U.S. Army Capt. Michelle DiGuglielmo was at Harlem United Methodist Church on Monday to talk about her one-year deployment in Iraq.
DiGuglielmo, a member of Harlem United Methodist, shared her experiences along with the Rev. Roger Vest and three members of the church's Care Ministry to give them a better idea of what deployed soldiers need and want.
DiGuglielmo is a 13-year Army veteran who served in the Middle East in the early 1990s, returning in November from a second deployment with the 86th Combat Support Hospital, which was stationed at a hospital in downtown Baghdad.
"The thing that was different this time is that we had computer access," DiGuglielmo said, adding that the computer access enabled her to order items online and to send and receive e-mail, pictures and short videos.
DiGuglielmo said she had access to the PX, a military store. But medical personnel stationed in Afghanistan, such as the 249th General Hospital, did not have the conveniences of hard-walled homes to sleep in, nice hospital beds and supplies, and hospital-quality ventilators, DiGuglielmo said.
"Their experience was a little different than mine because they were in a field setup, where we took over a hospital, an Iraqi hospital that was actually Saddam Hussein's hospital," DiGuglielmo said. "It was really nice to have marble and gold and all that in there. So we had a pretty nice place to work."
Vest said he liked the idea of supporting the troops in Afghanistan with care packages, cards, letters and phone cards. Church members have been sending care packages regularly to deployed church members, such as DiGuglielmo, and other soldiers with no family. Vest said he also e-mails or mails monthly newsletters and weekly Sunday bulletins to keep soldiers in touch with home.
"E-mail is nice," DiGuglielmo said of the church newsletters and bulletins. "That kind of kept me in touch with things at home and what's going on in the church. ... (It's nice) just to know what's going on in the real world, back here, just kind of a taste of home."
DiGuglielmo said prepaid phone cards are great, especially for injured soldiers. The hospital staff also makes supply bags for injured soldiers, who often must have uniforms cut off when they go to an emergency room.
The bags include T-shirts, underwear, pajama pants and flip-flops.
Vest and Janice Newsome, the ministry head, said providing items for the bags would be a good way the church could help.
Willcox makes a point of sending jokes via e-mail to deployed soldiers she knows just so they get a chuckle and can pass the laugh along to others, she said.
"Funny jokes get shared. Humor is good.
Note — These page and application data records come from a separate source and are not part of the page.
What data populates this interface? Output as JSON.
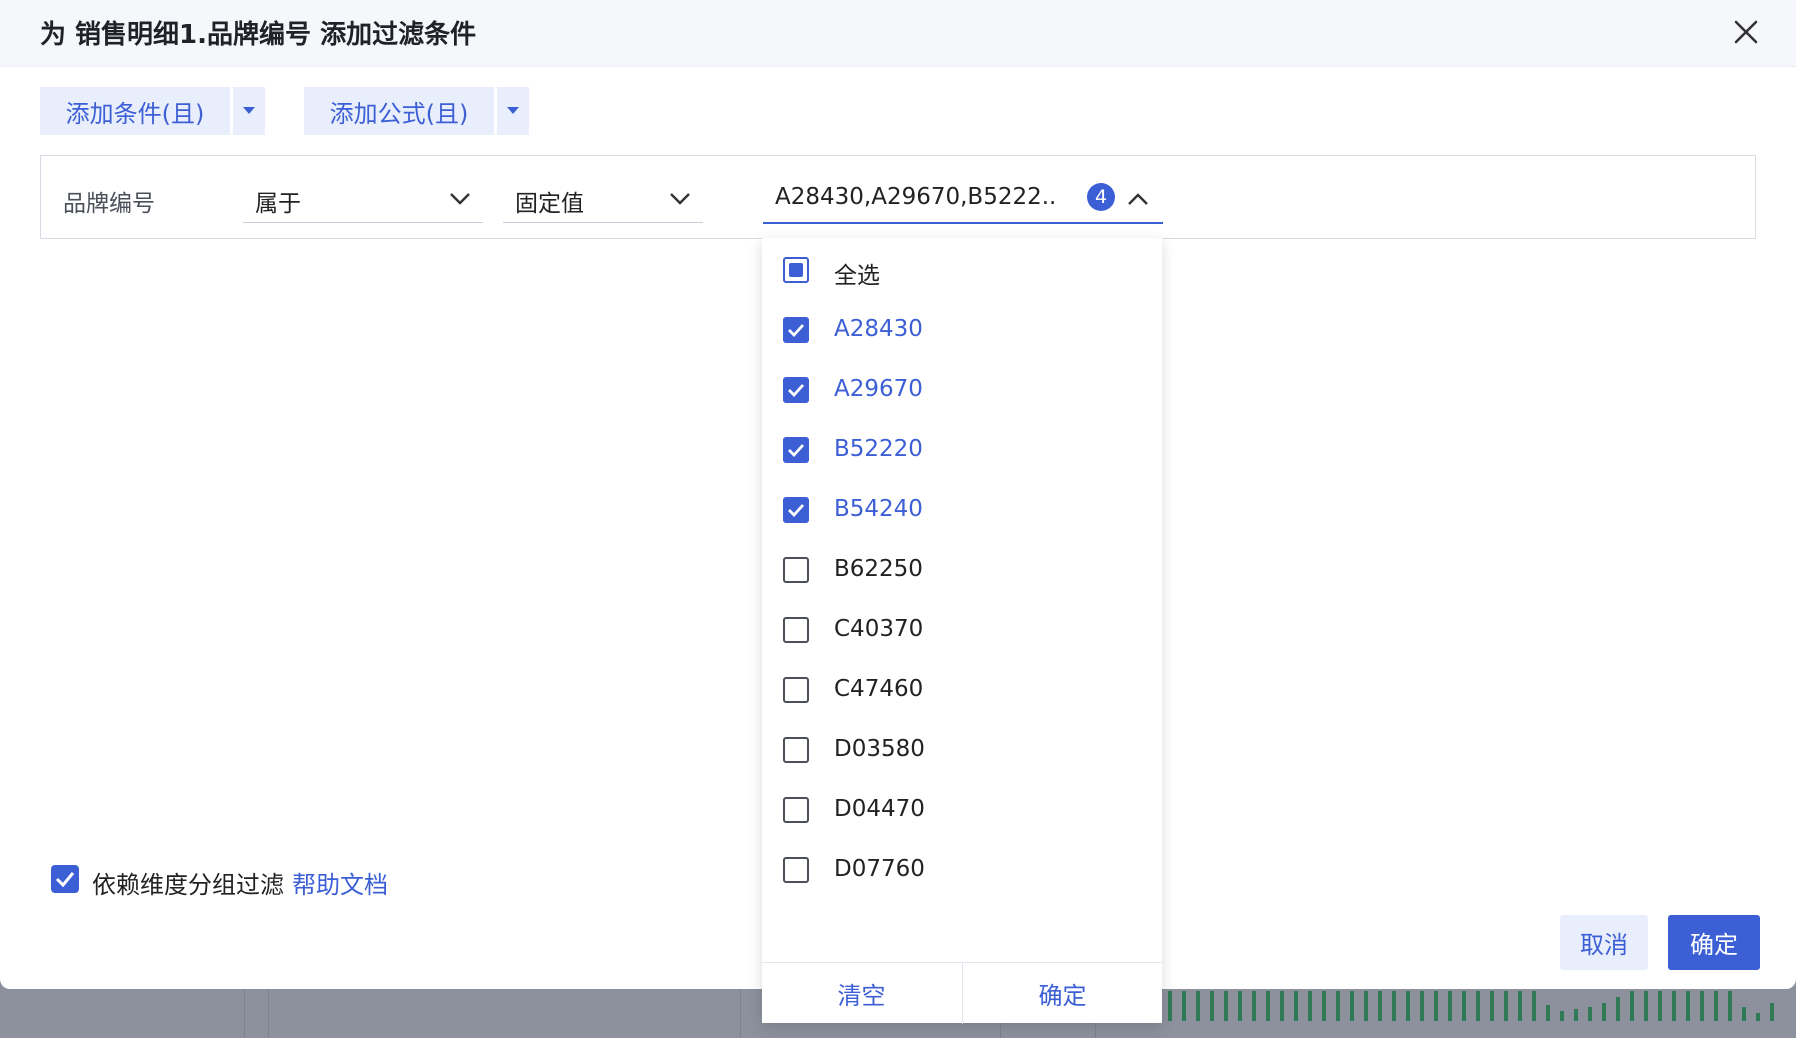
{
  "dialog": {
    "title": "为 销售明细1.品牌编号 添加过滤条件"
  },
  "toolbar": {
    "add_condition_label": "添加条件(且)",
    "add_formula_label": "添加公式(且)"
  },
  "condition": {
    "field_label": "品牌编号",
    "operator_value": "属于",
    "value_type": "固定值",
    "selected_summary": "A28430,A29670,B5222...",
    "selected_count": "4"
  },
  "dropdown": {
    "select_all_label": "全选",
    "options": [
      {
        "label": "A28430",
        "checked": true
      },
      {
        "label": "A29670",
        "checked": true
      },
      {
        "label": "B52220",
        "checked": true
      },
      {
        "label": "B54240",
        "checked": true
      },
      {
        "label": "B62250",
        "checked": false
      },
      {
        "label": "C40370",
        "checked": false
      },
      {
        "label": "C47460",
        "checked": false
      },
      {
        "label": "D03580",
        "checked": false
      },
      {
        "label": "D04470",
        "checked": false
      },
      {
        "label": "D07760",
        "checked": false
      }
    ],
    "clear_label": "清空",
    "confirm_label": "确定"
  },
  "footer": {
    "dependency_label": "依赖维度分组过滤",
    "help_link": "帮助文档",
    "cancel_label": "取消",
    "ok_label": "确定"
  },
  "colors": {
    "accent": "#3d5fd6",
    "accent_light": "#e8eefb",
    "header_bg": "#f5f7fb",
    "overlay": "#8a8f9c"
  }
}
It gets you through the year," DiGuglielmo said, adding that entertainment items such as DVDs, CDs, games, books and blank cards to send home are appreciated after 16-hour days. "We were just always looking for something to do in our off time to kind of decompress from all the stress and things that are going on.''
Photo by Valerie Rowell
The Columbia County News-Times ©2013. All Rights Reserved.